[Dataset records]
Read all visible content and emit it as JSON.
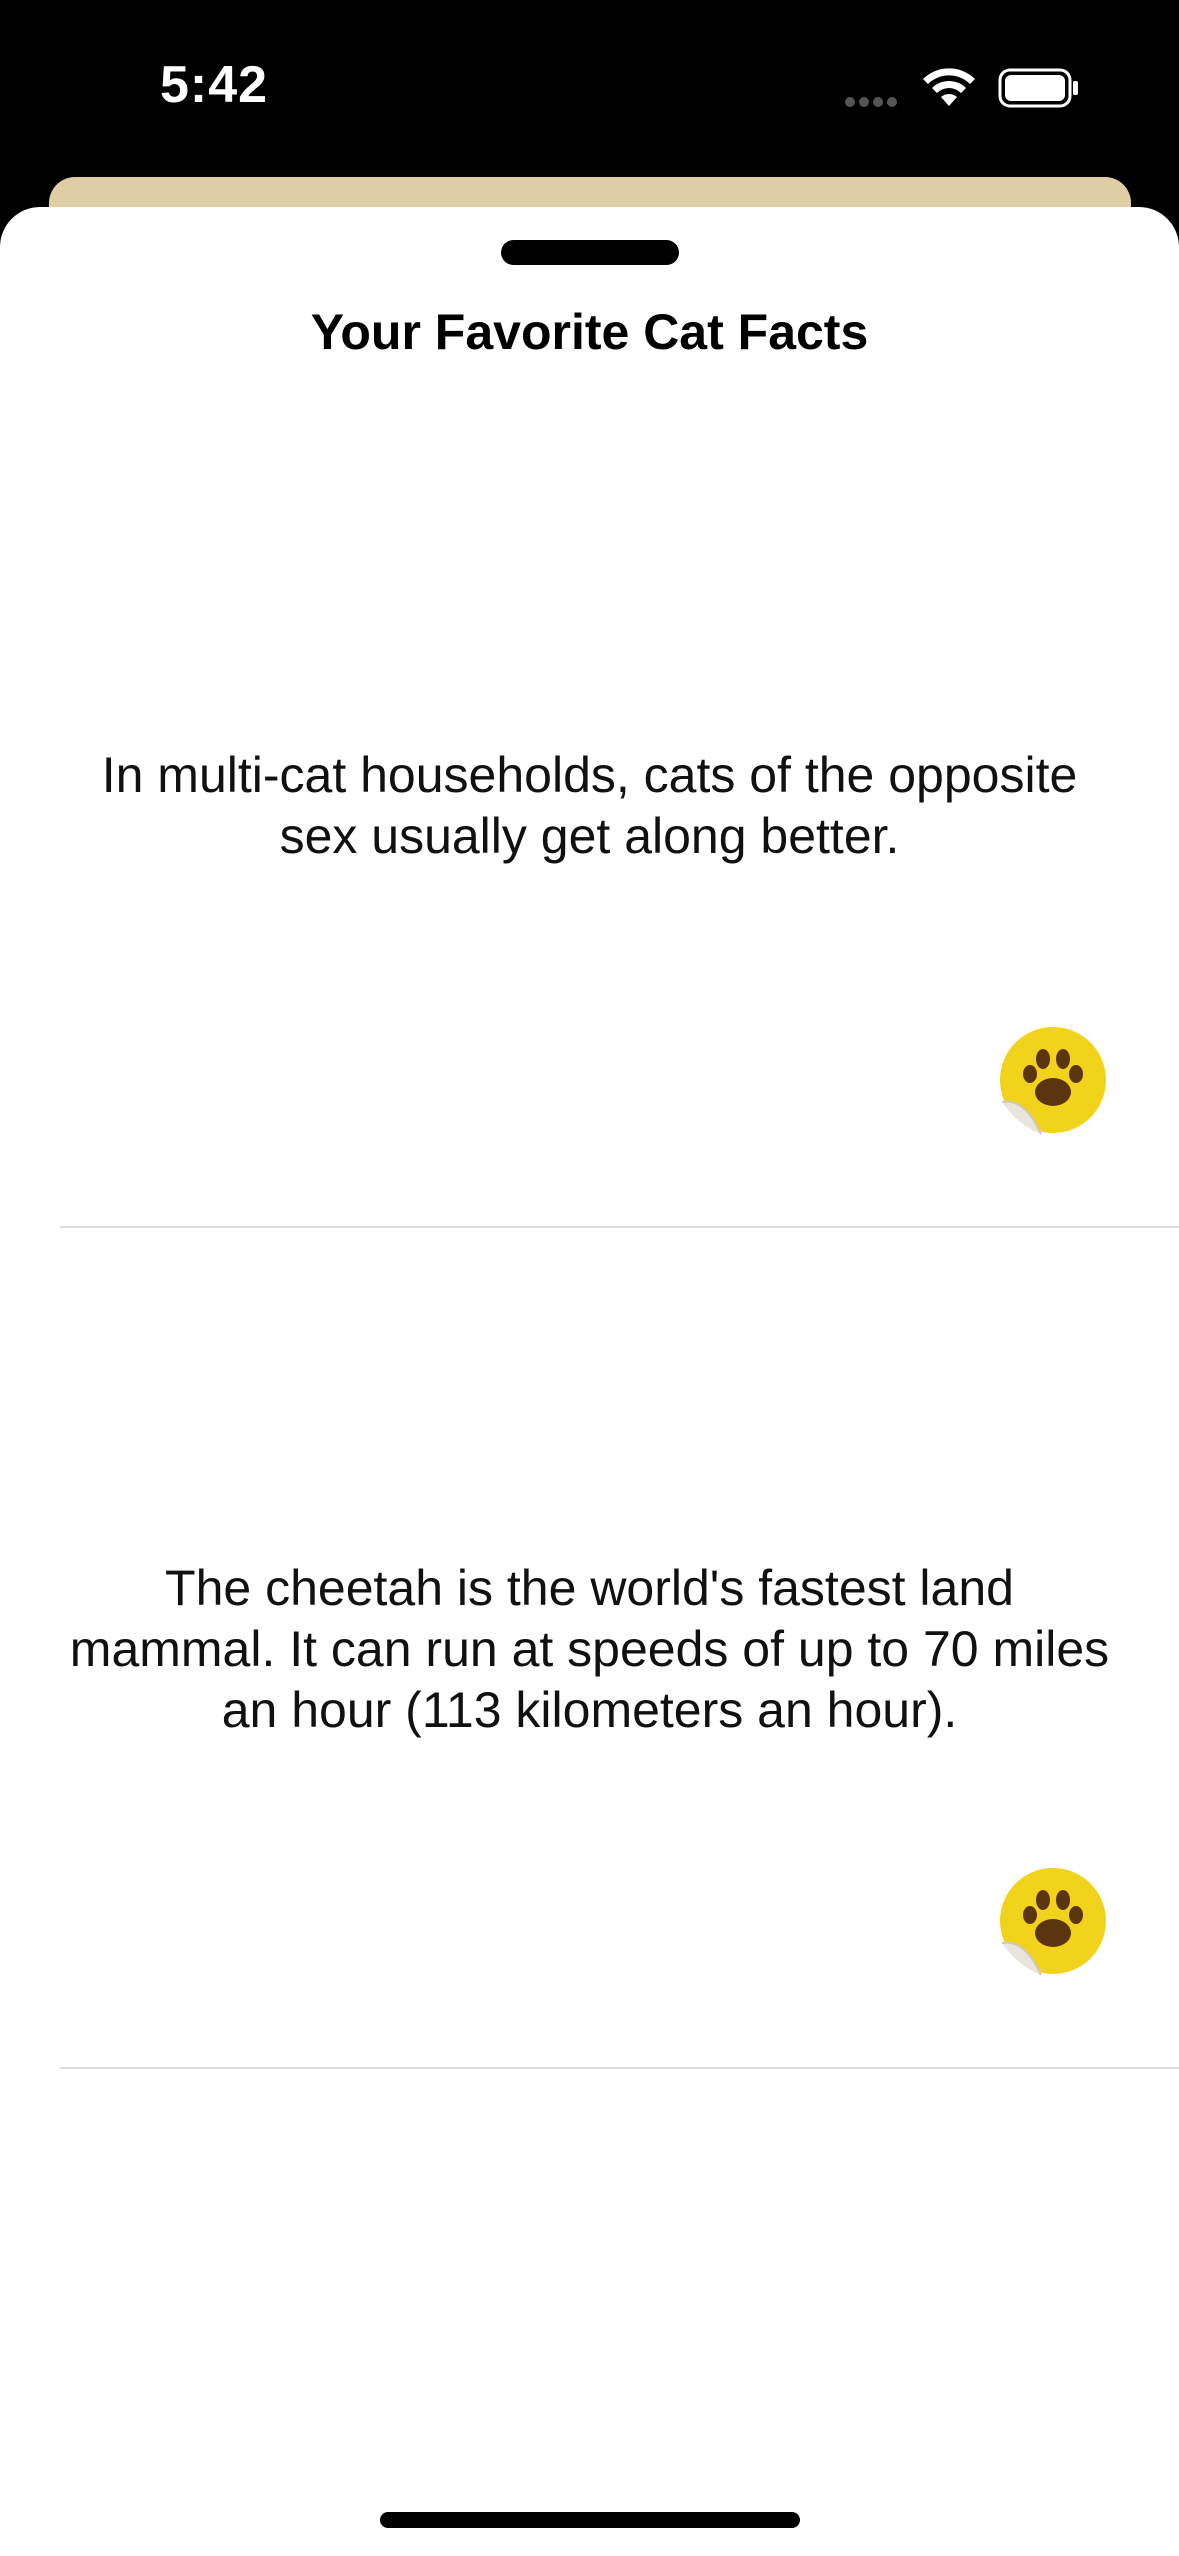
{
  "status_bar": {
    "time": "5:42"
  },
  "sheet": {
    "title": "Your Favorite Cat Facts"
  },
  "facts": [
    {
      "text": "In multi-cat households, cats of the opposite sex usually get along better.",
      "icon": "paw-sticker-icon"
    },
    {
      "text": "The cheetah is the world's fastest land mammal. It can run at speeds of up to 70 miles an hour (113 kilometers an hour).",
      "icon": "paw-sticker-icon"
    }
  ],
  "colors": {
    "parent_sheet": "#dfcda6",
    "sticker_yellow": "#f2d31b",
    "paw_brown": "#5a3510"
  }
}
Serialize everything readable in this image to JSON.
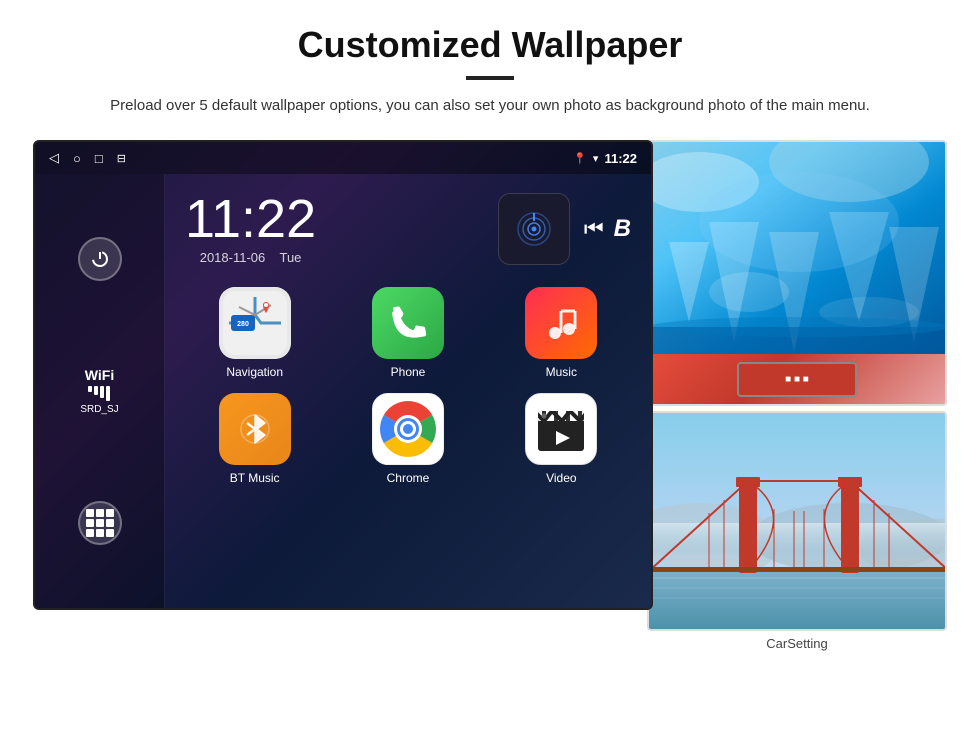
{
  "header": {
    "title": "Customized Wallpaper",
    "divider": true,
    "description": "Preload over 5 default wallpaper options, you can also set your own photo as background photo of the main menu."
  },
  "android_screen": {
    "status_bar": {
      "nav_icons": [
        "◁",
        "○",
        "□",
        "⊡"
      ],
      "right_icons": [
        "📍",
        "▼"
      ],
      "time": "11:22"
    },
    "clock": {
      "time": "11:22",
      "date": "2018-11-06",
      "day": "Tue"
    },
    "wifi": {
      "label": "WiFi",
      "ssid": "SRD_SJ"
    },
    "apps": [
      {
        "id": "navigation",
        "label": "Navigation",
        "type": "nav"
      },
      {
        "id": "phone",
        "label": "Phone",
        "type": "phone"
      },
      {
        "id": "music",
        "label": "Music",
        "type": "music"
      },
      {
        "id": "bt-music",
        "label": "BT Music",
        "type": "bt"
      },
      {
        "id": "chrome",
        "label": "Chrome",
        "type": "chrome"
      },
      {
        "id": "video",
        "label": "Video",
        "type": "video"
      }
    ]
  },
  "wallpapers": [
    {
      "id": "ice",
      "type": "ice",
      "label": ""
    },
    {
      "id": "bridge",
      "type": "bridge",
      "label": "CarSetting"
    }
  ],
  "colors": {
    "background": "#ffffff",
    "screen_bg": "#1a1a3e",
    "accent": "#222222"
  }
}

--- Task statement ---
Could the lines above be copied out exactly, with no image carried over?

--- Solution to this task ---
Read all visible content and emit it as JSON.
{
  "status_bar": {
    "time": "5:42"
  },
  "sheet": {
    "title": "Your Favorite Cat Facts"
  },
  "facts": [
    {
      "text": "In multi-cat households, cats of the opposite sex usually get along better.",
      "icon": "paw-sticker-icon"
    },
    {
      "text": "The cheetah is the world's fastest land mammal. It can run at speeds of up to 70 miles an hour (113 kilometers an hour).",
      "icon": "paw-sticker-icon"
    }
  ],
  "colors": {
    "parent_sheet": "#dfcda6",
    "sticker_yellow": "#f2d31b",
    "paw_brown": "#5a3510"
  }
}
Serialize everything readable in this image to JSON.
{
  "header": {
    "title": "Customized Wallpaper",
    "divider": true,
    "description": "Preload over 5 default wallpaper options, you can also set your own photo as background photo of the main menu."
  },
  "android_screen": {
    "status_bar": {
      "nav_icons": [
        "◁",
        "○",
        "□",
        "⊡"
      ],
      "right_icons": [
        "📍",
        "▼"
      ],
      "time": "11:22"
    },
    "clock": {
      "time": "11:22",
      "date": "2018-11-06",
      "day": "Tue"
    },
    "wifi": {
      "label": "WiFi",
      "ssid": "SRD_SJ"
    },
    "apps": [
      {
        "id": "navigation",
        "label": "Navigation",
        "type": "nav"
      },
      {
        "id": "phone",
        "label": "Phone",
        "type": "phone"
      },
      {
        "id": "music",
        "label": "Music",
        "type": "music"
      },
      {
        "id": "bt-music",
        "label": "BT Music",
        "type": "bt"
      },
      {
        "id": "chrome",
        "label": "Chrome",
        "type": "chrome"
      },
      {
        "id": "video",
        "label": "Video",
        "type": "video"
      }
    ]
  },
  "wallpapers": [
    {
      "id": "ice",
      "type": "ice",
      "label": ""
    },
    {
      "id": "bridge",
      "type": "bridge",
      "label": "CarSetting"
    }
  ],
  "colors": {
    "background": "#ffffff",
    "screen_bg": "#1a1a3e",
    "accent": "#222222"
  }
}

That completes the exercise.